Mucus is a clear, watery, viscous solution that is created and secreted from the mucus membranes. It contains important substances including mucin, which is a mucopolysaccharide, a big fancy word that means that it has protein and carbohydrates in it. Mucus also contains salt and water and blood byproducts, including antibiotics which help protect us. There are millions of tiny glands producing this substance lining the respiratory and GI tracts.
I would dare say that there is not a day that does not go by that someone comes into my office complaining about too much mucus. Mucus is very important. It is our first level of the body’s defense. It helps fight bacteria and pollutants and traps foreign bodies as they enter the body and washes them away.
Mucus has multiple jobs including protection, lubrication, humidification, waterproofing and insulation. Just the fact that it traps little tiny microorganisms from entering the lining of the respiratory tract is very important. It acts like fly paper and once these microorganisms are trapped they are swept away by a support system of microcilia, which are these tiny hairs attached to the lining of the respiratory tract.
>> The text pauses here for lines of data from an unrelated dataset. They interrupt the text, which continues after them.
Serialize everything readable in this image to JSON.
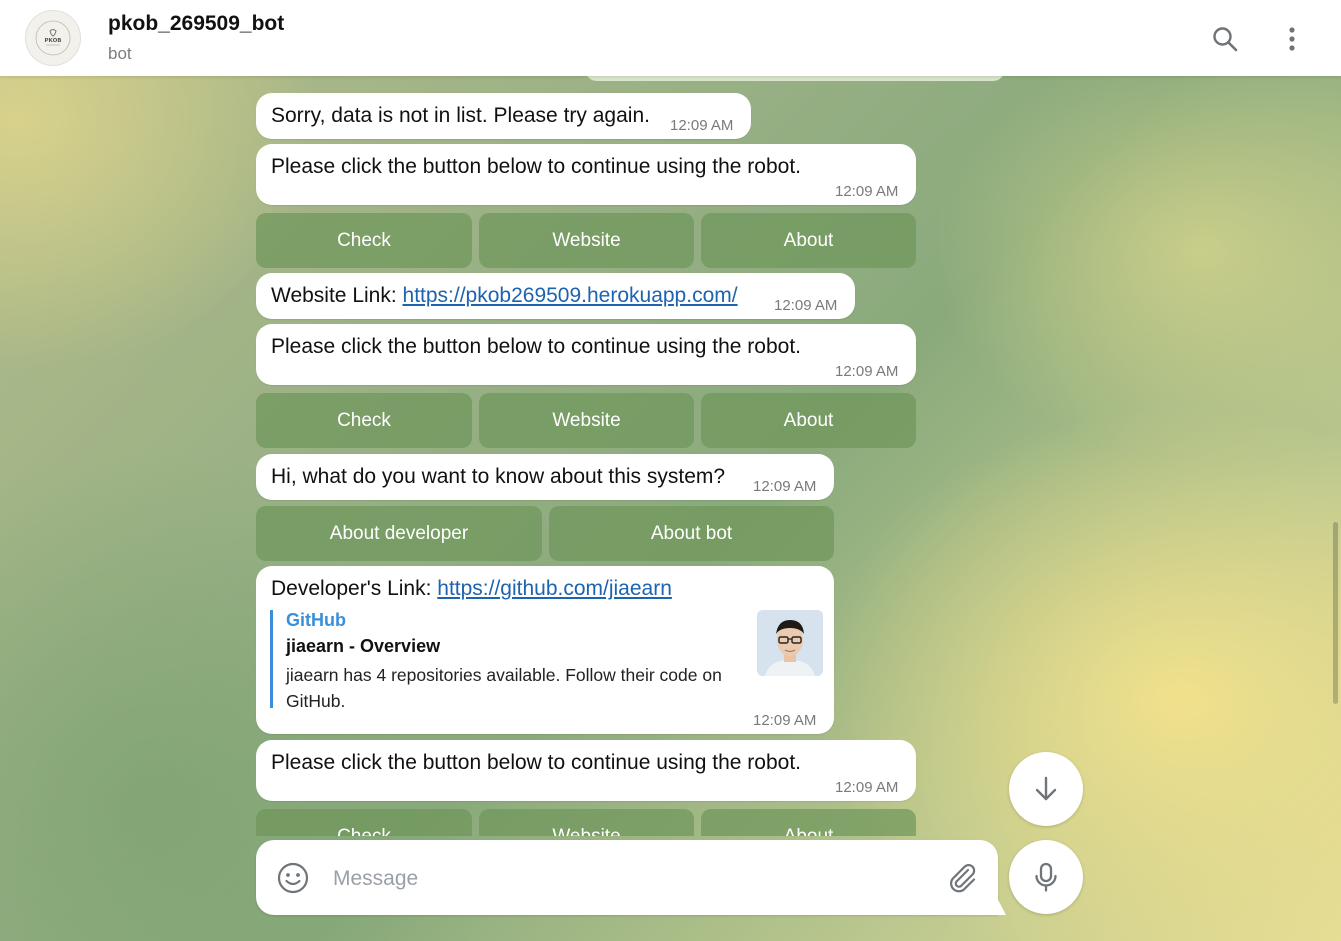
{
  "header": {
    "title": "pkob_269509_bot",
    "subtitle": "bot",
    "avatar_text": "PKOB"
  },
  "messages": [
    {
      "text": "Sorry, data is not in list. Please try again.",
      "time": "12:09 AM"
    },
    {
      "text": "Please click the button below to continue using the robot.",
      "time": "12:09 AM"
    },
    {
      "prefix": "Website Link: ",
      "link": "https://pkob269509.herokuapp.com/",
      "time": "12:09 AM"
    },
    {
      "text": "Please click the button below to continue using the robot.",
      "time": "12:09 AM"
    },
    {
      "text": "Hi, what do you want to know about this system?",
      "time": "12:09 AM"
    },
    {
      "prefix": "Developer's Link: ",
      "link": "https://github.com/jiaearn",
      "time": "12:09 AM",
      "preview": {
        "site": "GitHub",
        "title": "jiaearn - Overview",
        "description": "jiaearn has 4 repositories available. Follow their code on GitHub."
      }
    },
    {
      "text": "Please click the button below to continue using the robot.",
      "time": "12:09 AM"
    }
  ],
  "keyboards": {
    "main": [
      "Check",
      "Website",
      "About"
    ],
    "about": [
      "About developer",
      "About bot"
    ]
  },
  "composer": {
    "placeholder": "Message"
  },
  "colors": {
    "link": "#1d63b0",
    "preview_accent": "#3a8fd8",
    "keyboard_button": "#7f9d6a"
  }
}
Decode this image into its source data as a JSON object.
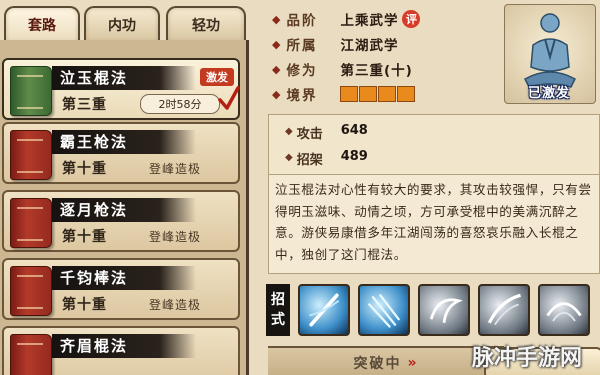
{
  "tabs": [
    {
      "label": "套路",
      "active": true
    },
    {
      "label": "内功",
      "active": false
    },
    {
      "label": "轻功",
      "active": false
    }
  ],
  "skills": [
    {
      "name": "泣玉棍法",
      "level": "第三重",
      "timer": "2时58分",
      "badge": "激发",
      "selected": true,
      "book_color": "green"
    },
    {
      "name": "霸王枪法",
      "level": "第十重",
      "status": "登峰造极",
      "book_color": "red"
    },
    {
      "name": "逐月枪法",
      "level": "第十重",
      "status": "登峰造极",
      "book_color": "red"
    },
    {
      "name": "千钧棒法",
      "level": "第十重",
      "status": "登峰造极",
      "book_color": "red"
    },
    {
      "name": "齐眉棍法",
      "book_color": "red"
    }
  ],
  "info": {
    "rank_label": "品阶",
    "rank_value": "上乘武学",
    "rank_tag": "评",
    "school_label": "所属",
    "school_value": "江湖武学",
    "cultivation_label": "修为",
    "cultivation_value": "第三重(十)",
    "realm_label": "境界",
    "realm_progress": 4
  },
  "portrait_label": "已激发",
  "stats": [
    {
      "label": "攻击",
      "value": "648"
    },
    {
      "label": "招架",
      "value": "489"
    }
  ],
  "description": "泣玉棍法对心性有较大的要求，其攻击较强悍，只有尝得明玉滋味、动情之顷，方可承受棍中的美满沉醉之意。游侠易康借多年江湖闯荡的喜怒哀乐融入长棍之中，独创了这门棍法。",
  "moves_label": [
    "招",
    "式"
  ],
  "moves": [
    {
      "icon": "blue-slash-icon"
    },
    {
      "icon": "blue-spear-icon"
    },
    {
      "icon": "grey-whirl-icon"
    },
    {
      "icon": "grey-strike-icon"
    },
    {
      "icon": "grey-sweep-icon"
    }
  ],
  "breakthrough_label": "突破中",
  "watermark": "脉冲手游网",
  "colors": {
    "accent": "#c33a20",
    "realm_bar": "#e88a1c"
  }
}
The mucus is moved away like a conveyor belt from the nostril to the throat then swallowed, and in the lower respiratory tract there is a reverse upstream motion, so to speak, sweeping the mucus from the lungs into the throat to be swallowed and excreted through the stomach and the gastrointestinal tract.
Mucus is affected by various things, including weather changes, dry climates, subzero temperatures. It keeps the body’s relative humidity at 75 percent to 80 percent. We produce about 2 quarts a day and also evaporate about 1 quart of water per day.
When people have trouble with mucus, it is most commonly as a result of an infection, either bacterial or viral, which causes the tiny hairs to be impaired and not able to sweep the mucus away. This leads to congestion due to mucus standing still and not being swept away as it normally is. Drying effects of aging and medications can also cause mucus to accumulate. Think of mucus being the motor oil of the body — a very important substance to have good quality of life.
Simple measures to insure good health and normal mucus production and streaming into the digestive tract should include adequate hydration. Drinking lots of water, and supplementing with saline solution or saline sprays in the nose are very helpful, as well as avoiding situations that are dry and dusty and dirty. There are products available to dry up mucus, which can be counterproductive and there are also products that stimulate mucus — the most common one is guaifenesin, which has been around for 50-plus years.
So, as you can see, mucus is a very important product that we cannot live without. There are some temporary situations where it does seem to be annoying, but thankfully we have this important product to make us healthy and disease free, as it acts as our first line of defense.
Denis Grillo, D.O., FOCOO, is an ear, nose and throat specialist in Crystal River. Call him at 352-795-0011 or visit CrystalCommunityENT.com.